Writing Is Not Misery
What resulted was the usual collection of myths and stereotypes around writing—around creativity in general—coming equally from the host's apparently ignorant questions, from the writers pontificating as program guests, and from the many callers. It ended up being an irritating and annoying mess, as usual, in which the usual stereotypes about writers were dragged out and paraded around, where nothing of any real substance was given, and no real insight ensued. (Full disclosure: I did try to call in as a writer, but for reasons unknown was unable to get through.)
Let's face it: Many writers have no clue why they write, they just do it. Why do dancers dance? Why do painters paint? Yet what makes these sorts of writer's public roundtables toxic, perhaps especially to fledgling writers, is how the guests hem and haw around the question, and don't really answer it. Perhaps writers are more prone to fits of self-justification because they are discussing what they do with meta-descriptions: using the same language tools they use in the their creative work, but one step removed. We're writers, we're supposed to be good with words, so we ought to be able to explain ourselves, right? There's a tendency to expect writers to be able to answer the question Why do you write? whereas one would accept in reply a shrug and a smile if one asked a dancer a parallel question.
The thoroughly typical, irritating stereotype about writing that kept being recycled on today's radio program was the usual set of Dysfunctional Writer archetypes. One caller proclaimed that "Great writing comes from miserable people," and the corollary, "Writing is misery." The discussion thereafter revolved around the miseries of being a writer, how you have to be miserable to write anything good, how writing itself makes you miserable, and so forth.
Well, frak that.
At no time did anyone on this radio program have the guts to state the three most important reasons why many writers really, truly, genuinely, actually write:
Because I can.
Because I want to.
Because I feel like it.
Certainly there are other reasons to write. But no other reasons are necessary.
There is no reason why you write except those. It remains a choice. Of course, for some writers, it's a compulsion: they write because they must. There are many reasons for that must, one of the most popular being: "It's as necessary as breathing, and if I don't I go a little crazy." That's a good enough reason, and needs no justification. The choice may be as simple as, I write to scratch that itch, but it's always still a choice. We're not animals determined by genetic fate; because we are conscious creatures, we always have the choice to override our instincts. I choose to write because I can, because I like doing it, and because it fulfills some need to be creative. That need to be creative, of which I have a long and friendly relationship, is the opposite of dysfunctional, and as necessary as breathing. I scratch the itch many ways, by making music, visual art, and by writing. I enjoy scratching the itch, and the itch enjoys being scratched.
Still, the archetype of the Dysfunctional Artist is such a toxic one, yet it keeps getting recycled in popular-culture programs such as this one. One wonders if people really want to subscribe to that idea. Perhaps it's just easier for non-artists to want to believe that "You must suffer for your art." That there's a price to be paid, that the Muses demand blood and sweat. It's certainly the case that even many artists are quick to dismiss as facile even good art that the artists didn't suffer enough about during the creative process.

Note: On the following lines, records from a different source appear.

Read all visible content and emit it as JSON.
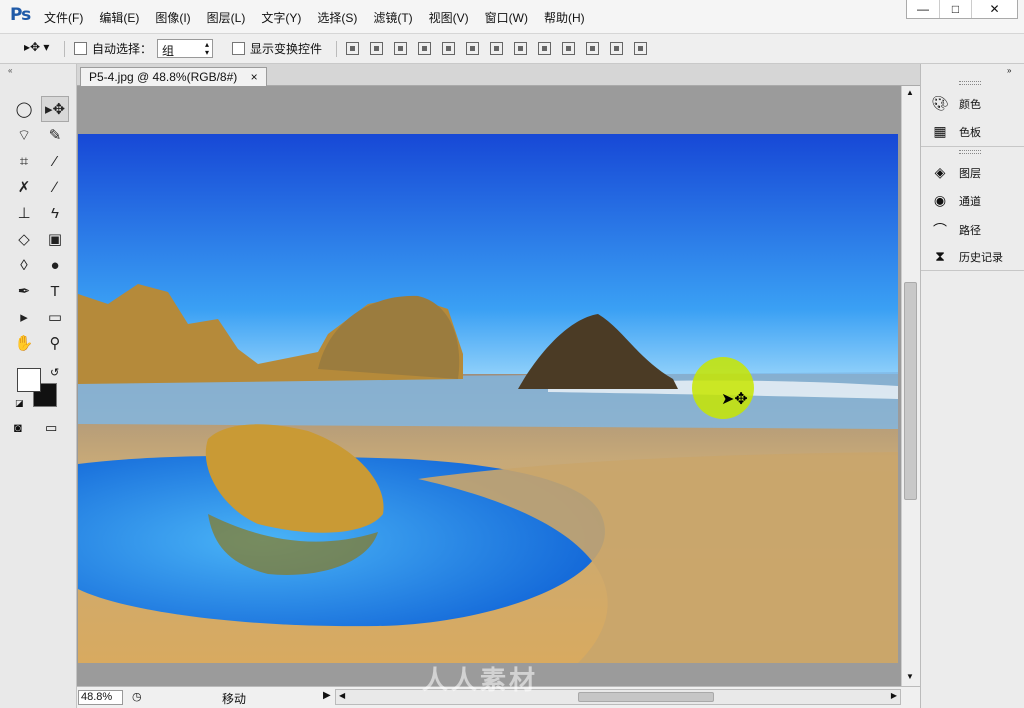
{
  "app": {
    "logo": "Ps"
  },
  "menu": [
    "文件(F)",
    "编辑(E)",
    "图像(I)",
    "图层(L)",
    "文字(Y)",
    "选择(S)",
    "滤镜(T)",
    "视图(V)",
    "窗口(W)",
    "帮助(H)"
  ],
  "window_controls": {
    "minimize_icon": "minimize-icon",
    "maximize_icon": "maximize-icon",
    "close_icon": "close-icon"
  },
  "options": {
    "auto_select_label": "自动选择：",
    "group_value": "组",
    "show_transform_label": "显示变换控件"
  },
  "document": {
    "tab_title": "P5-4.jpg @ 48.8%(RGB/8#)",
    "zoom": "48.8%",
    "mode": "移动"
  },
  "right_panel": {
    "items": [
      {
        "label": "颜色",
        "icon": "color-palette-icon"
      },
      {
        "label": "色板",
        "icon": "swatches-icon"
      },
      {
        "label": "图层",
        "icon": "layers-icon"
      },
      {
        "label": "通道",
        "icon": "channels-icon"
      },
      {
        "label": "路径",
        "icon": "paths-icon"
      },
      {
        "label": "历史记录",
        "icon": "history-icon"
      }
    ]
  },
  "watermark": "人人素材",
  "colors": {
    "foreground": "#ffffff",
    "background": "#111111",
    "accent": "#1f5aa8"
  }
}
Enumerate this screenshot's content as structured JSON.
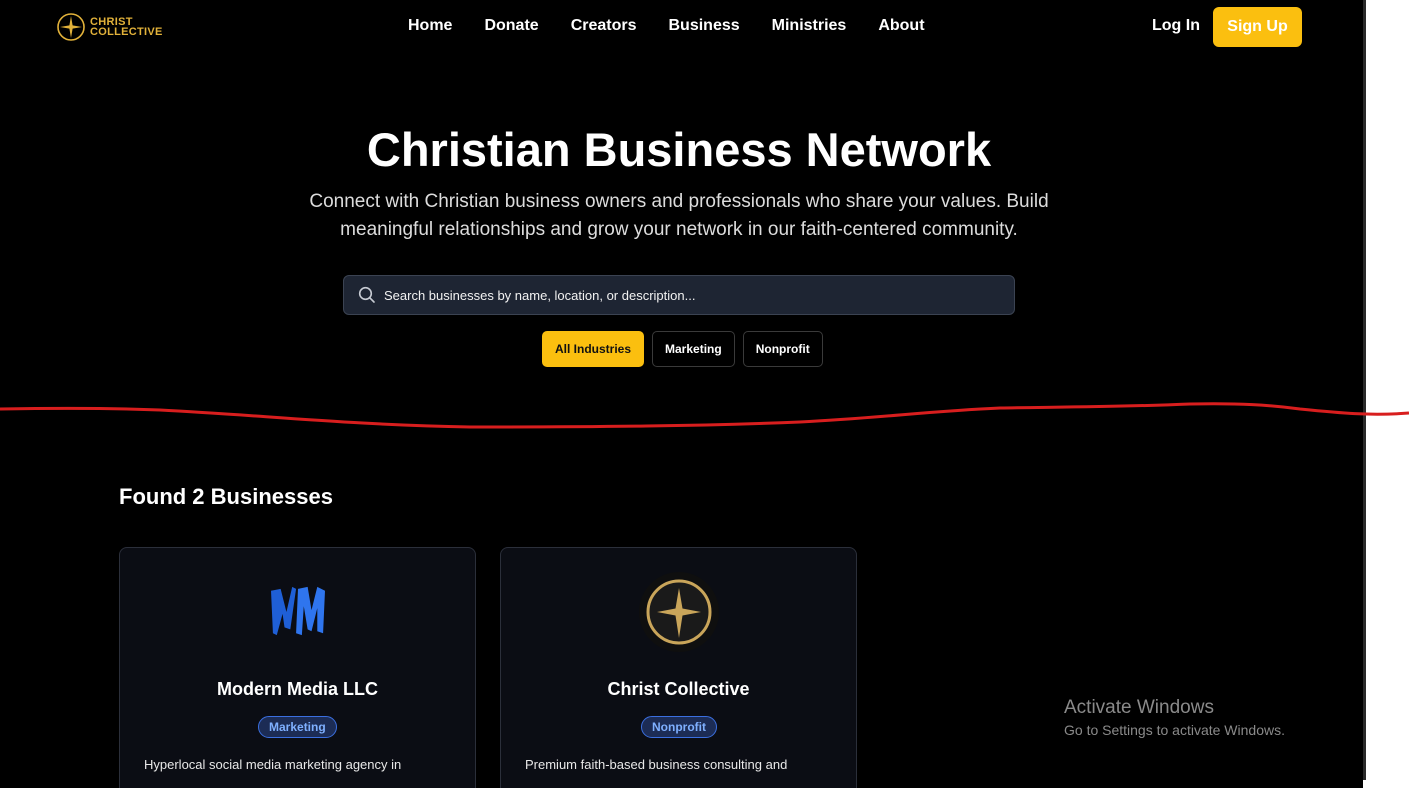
{
  "nav": {
    "logo_line1": "CHRIST",
    "logo_line2": "COLLECTIVE",
    "links": [
      "Home",
      "Donate",
      "Creators",
      "Business",
      "Ministries",
      "About"
    ],
    "login": "Log In",
    "signup": "Sign Up"
  },
  "hero": {
    "title": "Christian Business Network",
    "subtitle_line1": "Connect with Christian business owners and professionals who share your values. Build",
    "subtitle_line2": "meaningful relationships and grow your network in our faith-centered community.",
    "search_placeholder": "Search businesses by name, location, or description...",
    "filters": [
      "All Industries",
      "Marketing",
      "Nonprofit"
    ],
    "active_filter": "All Industries"
  },
  "results": {
    "heading": "Found 2 Businesses",
    "cards": [
      {
        "name": "Modern Media LLC",
        "category": "Marketing",
        "description": "Hyperlocal social media marketing agency in",
        "logo_icon": "mm-logo-icon"
      },
      {
        "name": "Christ Collective",
        "category": "Nonprofit",
        "description": "Premium faith-based business consulting and",
        "logo_icon": "star-cross-logo-icon"
      }
    ]
  },
  "watermark": {
    "title": "Activate Windows",
    "subtitle": "Go to Settings to activate Windows."
  },
  "colors": {
    "accent": "#fbbf0f",
    "background": "#000000",
    "card_bg": "#0b0d14",
    "badge_border": "#3b6fe0",
    "annotation_red": "#d81e1e"
  }
}
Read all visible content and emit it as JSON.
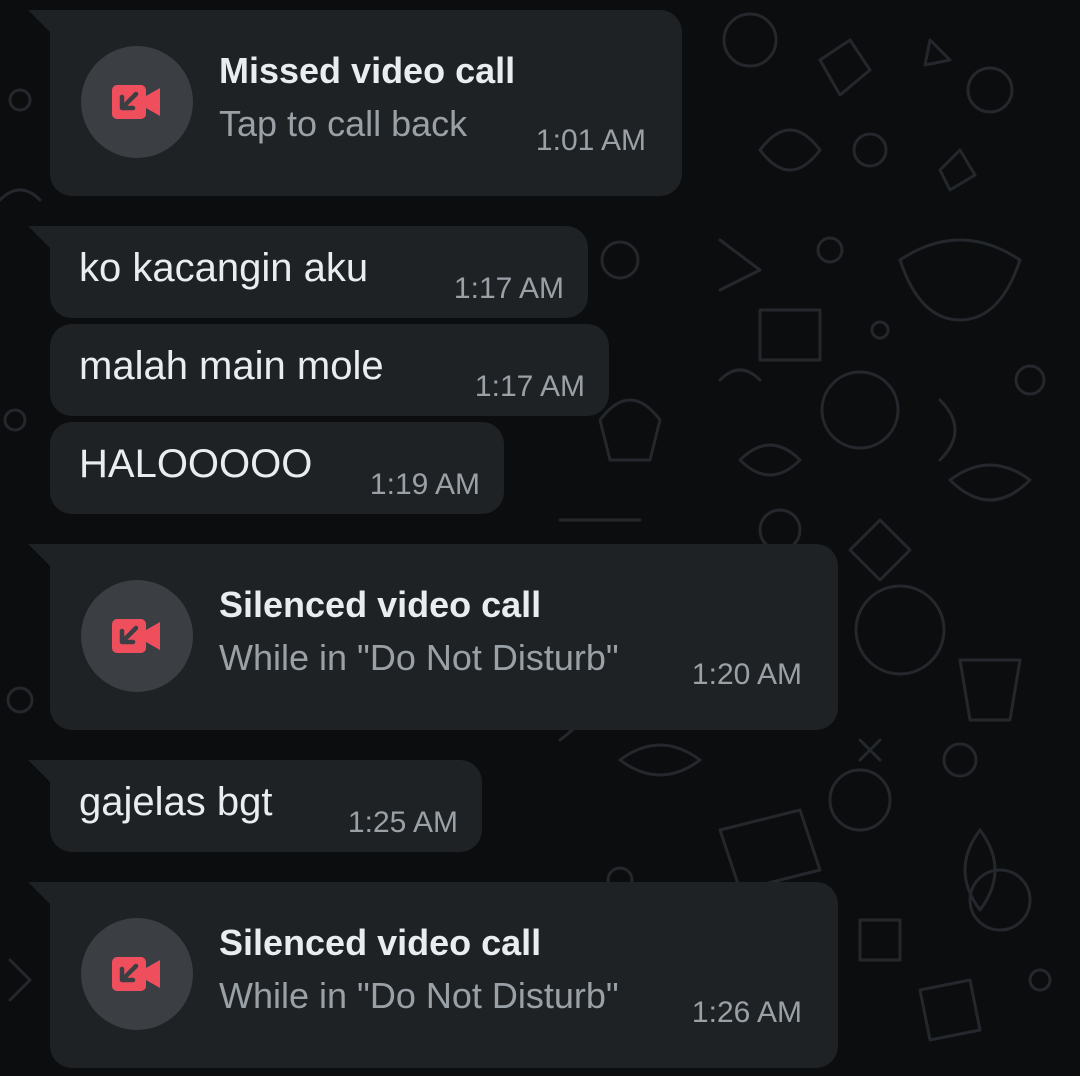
{
  "colors": {
    "background": "#0b0d0f",
    "bubble": "#1f2225",
    "text_primary": "#e9edef",
    "text_secondary": "#9aa1a6",
    "call_icon_bg": "#3b3e42",
    "call_icon_accent": "#ef4f5d"
  },
  "messages": [
    {
      "type": "call",
      "icon": "missed-video-call-icon",
      "title": "Missed video call",
      "subtitle": "Tap to call back",
      "time": "1:01 AM"
    },
    {
      "type": "text",
      "text": "ko kacangin aku",
      "time": "1:17 AM"
    },
    {
      "type": "text",
      "text": "malah main mole",
      "time": "1:17 AM"
    },
    {
      "type": "text",
      "text": "HALOOOOO",
      "time": "1:19 AM"
    },
    {
      "type": "call",
      "icon": "missed-video-call-icon",
      "title": "Silenced video call",
      "subtitle": "While in \"Do Not Disturb\"",
      "time": "1:20 AM"
    },
    {
      "type": "text",
      "text": "gajelas bgt",
      "time": "1:25 AM"
    },
    {
      "type": "call",
      "icon": "missed-video-call-icon",
      "title": "Silenced video call",
      "subtitle": "While in \"Do Not Disturb\"",
      "time": "1:26 AM"
    }
  ]
}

Today's radio discussion would have been a great deal more thoughtful if the writers tapped as guests had been more seasoned, more secure in their careers and their craft, and had had the guts to not be afraid of offending anyone by saying, "No, wait, that's wrong." Instead of a lot of bland philosophizing based on stereotypes, there might have been a genuine insight.
But then, okay, writing may indeed by misery for you. Fair enough. (Although one wonders why you would keep engaging in doing an activity you know is going to make you miserable. Which leads to deeper questions about why.) But it's not misery for me. And it's not misery for every writer.
So if you want to believe that writing is misery, or that you yourself have to be miserable to be a writer, go right ahead. Your beliefs about the creative process will make themselves come true. But don't make the ridiculous error of proclaiming that, just because writing for you is misery, that writing itself is misery, and that all writers must suffer as much as you do.
Sorry, I just can't seem to find it in myself to suffer as much as some might want me to. Not for my art. Not for any reason, really.